For the last couple of weeks I’ve been reading and enjoying Uranium by Tom Zoellner. I put a hold on it when I came across it during a library search. I was looking for “uranium”, “nuclear power” and “nuclear weapons” to satiate Zach’s curiosity on the subject. When the books arrived I took one look at Uranium and thought, “I won’t be reading that much on uranium”. Well, after flipping through the first few pages I was hooked and have since found it a fascinating read about the history of uranium, how it has shaped the world, and its potentials and dangers. This, combined with pregnancy, has been inducing some very “atomic” dreams. Last night, not for the first time, I dreamed that I watched a nuclear explosion. I was climbing up a steep cliff with someone else – I don’t know who. It was winter. A sickening red-pink blaze flared up behind us and we looked back, suspecting it was an atomic bomb. Sure enough, we saw the mushroom cloud welling up and then we ducked down, covering ourselves as much as possible, as the radioactive ash started to descend upon us. For all I know, I was on the cliff prospecting for uranium. The stuff is everywhere in my sleeping thought. Combine that with my thinking about quilt making, colour matching, and possible designing some of my own prints to print at Spoonflower…… and the dreams get weirder. However, last night there was no quilting going on. I returned to a military like base camp where news about the explosion was being broadcast over an outdoor loudspeaker system. At that point (and now it was summer), someone said that “Chris” had been missing since that morning when he went out hunting a bear. I told this man I would help look for Chris (and in my dream I knew who Chris was). We walked a short distance down the trail and there was Chris, lying face down on the ground. Clearly dead. But suddenly Chris was a baby tiger, alongside a baby zebra, and some other unidentified animal. They were all dead and had clearly been partially eaten. Then the unidentified animal started licking its wounds. There was no doubt in our minds that this had been done by the man-eating tiger that had been lurking in the area. There are some fuzzy details at this point and then I clearly remember going downstairs in some building, sitting on the couch, and picking up Uranium to read. And then I was overcome with sadness about all the people I knew had died in the earlier atomic blast.
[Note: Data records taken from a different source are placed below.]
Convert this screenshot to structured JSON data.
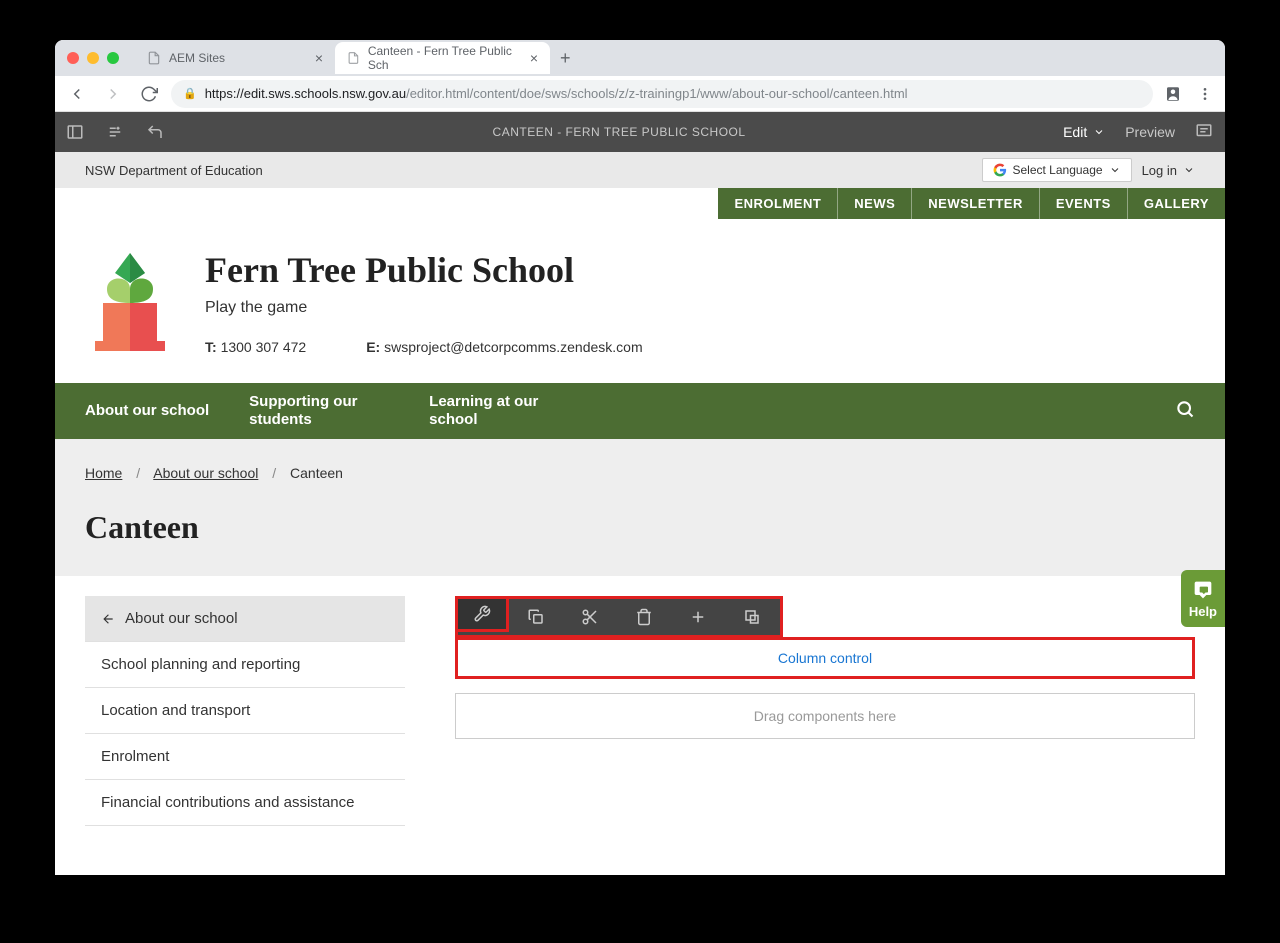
{
  "browser": {
    "tabs": [
      {
        "title": "AEM Sites",
        "active": false
      },
      {
        "title": "Canteen - Fern Tree Public Sch",
        "active": true
      }
    ],
    "url_domain": "https://edit.sws.schools.nsw.gov.au",
    "url_path": "/editor.html/content/doe/sws/schools/z/z-trainingp1/www/about-our-school/canteen.html"
  },
  "aem": {
    "title": "CANTEEN - FERN TREE PUBLIC SCHOOL",
    "mode": "Edit",
    "preview": "Preview"
  },
  "gov_bar": {
    "dept": "NSW Department of Education",
    "lang": "Select Language",
    "login": "Log in"
  },
  "quick_nav": [
    "ENROLMENT",
    "NEWS",
    "NEWSLETTER",
    "EVENTS",
    "GALLERY"
  ],
  "school": {
    "name": "Fern Tree Public School",
    "tagline": "Play the game",
    "phone_label": "T:",
    "phone": "1300 307 472",
    "email_label": "E:",
    "email": "swsproject@detcorpcomms.zendesk.com"
  },
  "main_nav": [
    "About our school",
    "Supporting our students",
    "Learning at our school"
  ],
  "breadcrumb": {
    "home": "Home",
    "parent": "About our school",
    "current": "Canteen"
  },
  "page_title": "Canteen",
  "sidenav": [
    {
      "label": "About our school",
      "active": true
    },
    {
      "label": "School planning and reporting",
      "active": false
    },
    {
      "label": "Location and transport",
      "active": false
    },
    {
      "label": "Enrolment",
      "active": false
    },
    {
      "label": "Financial contributions and assistance",
      "active": false
    }
  ],
  "editor": {
    "column_control": "Column control",
    "drop_hint": "Drag components here"
  },
  "help": "Help"
}
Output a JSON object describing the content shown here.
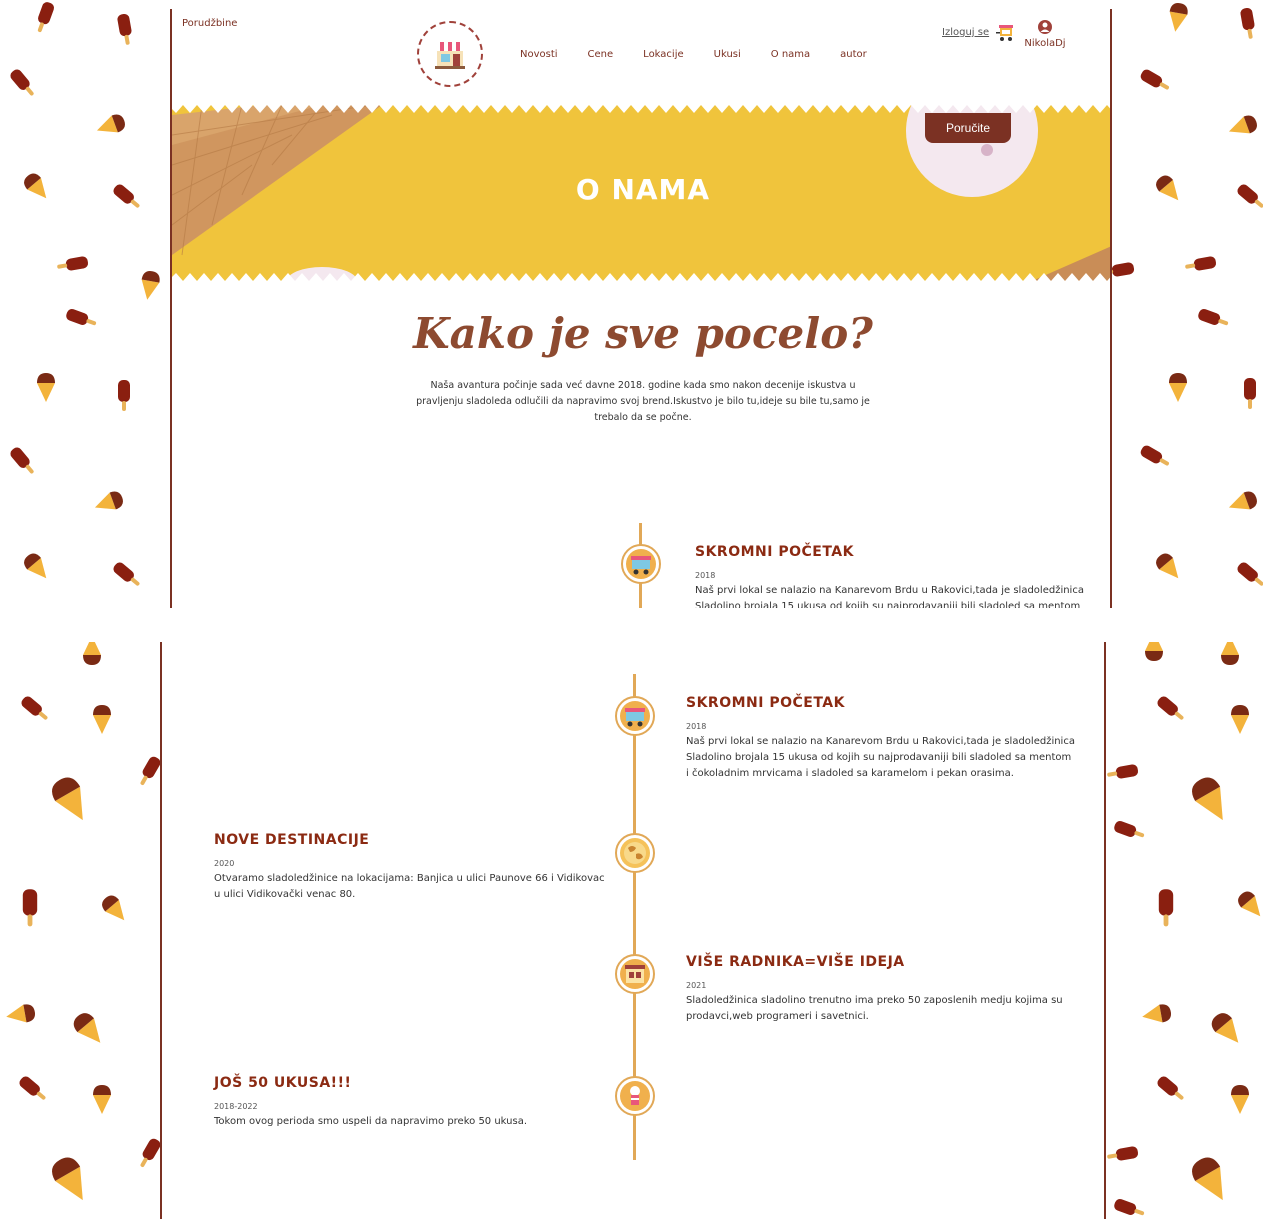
{
  "header": {
    "orders_link": "Porudžbine",
    "logout_label": "Izloguj se",
    "username": "NikolaDj",
    "nav": [
      {
        "label": "Novosti"
      },
      {
        "label": "Cene"
      },
      {
        "label": "Lokacije"
      },
      {
        "label": "Ukusi"
      },
      {
        "label": "O nama"
      },
      {
        "label": "autor"
      }
    ],
    "logo_icon": "shop-icon",
    "cart_icon": "ice-cream-cart-icon",
    "user_icon": "user-icon"
  },
  "banner": {
    "title": "O NAMA",
    "order_button": "Poručite"
  },
  "intro": {
    "title": "Kako je sve pocelo?",
    "text": "Naša avantura počinje sada već davne 2018. godine kada smo nakon decenije iskustva u pravljenju sladoleda odlučili da napravimo svoj brend.Iskustvo je bilo tu,ideje su bile tu,samo je trebalo da se počne."
  },
  "timeline_top": {
    "title": "SKROMNI POČETAK",
    "year": "2018",
    "text": "Naš prvi lokal se nalazio na Kanarevom Brdu u Rakovici,tada je sladoledžinica Sladolino brojala 15 ukusa od kojih su najprodavaniji bili sladoled sa mentom"
  },
  "timeline": [
    {
      "title": "SKROMNI POČETAK",
      "year": "2018",
      "line1": "Naš prvi lokal se nalazio na Kanarevom Brdu u Rakovici,tada je sladoledžinica",
      "line2": "Sladolino brojala 15 ukusa od kojih su najprodavaniji bili sladoled sa mentom",
      "line3": "i čokoladnim mrvicama i sladoled sa karamelom i pekan orasima.",
      "icon": "shop-cart-icon"
    },
    {
      "title": "NOVE DESTINACIJE",
      "year": "2020",
      "line1": "Otvaramo sladoledžinice na lokacijama: Banjica u ulici Paunove 66 i Vidikovac",
      "line2": "u ulici Vidikovački venac 80.",
      "icon": "map-icon"
    },
    {
      "title": "VIŠE RADNIKA=VIŠE IDEJA",
      "year": "2021",
      "line1": "Sladoledžinica sladolino trenutno ima preko 50 zaposlenih medju kojima su",
      "line2": "prodavci,web programeri i savetnici.",
      "icon": "store-icon"
    },
    {
      "title": "JOŠ 50 UKUSA!!!",
      "year": "2018-2022",
      "line1": "Tokom ovog perioda smo uspeli da napravimo preko 50 ukusa.",
      "icon": "ice-cream-icon"
    }
  ],
  "colors": {
    "brand_brown": "#7b3123",
    "heading_red": "#8b2a12",
    "banner_yellow": "#f0c43c",
    "timeline_gold": "#e1a857"
  }
}
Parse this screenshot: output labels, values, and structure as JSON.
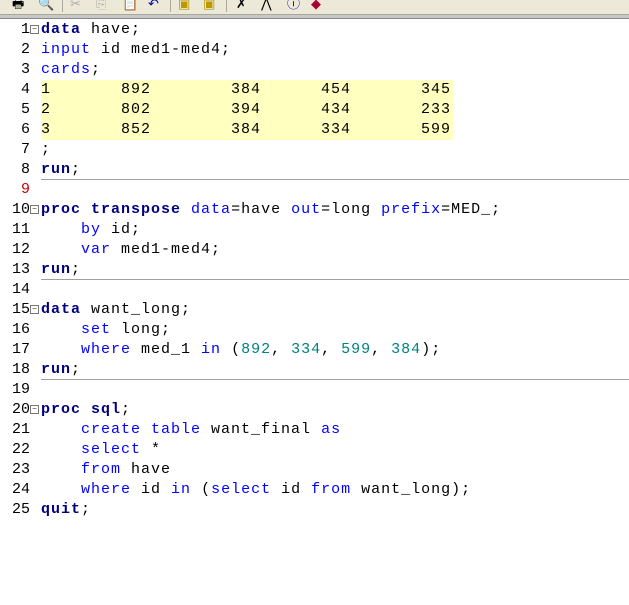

I think that when this book is finished I will read about a more stable element than uranium, one that doesn’t hold the capacity to bring about such catastrophe. But I highly recommend the read.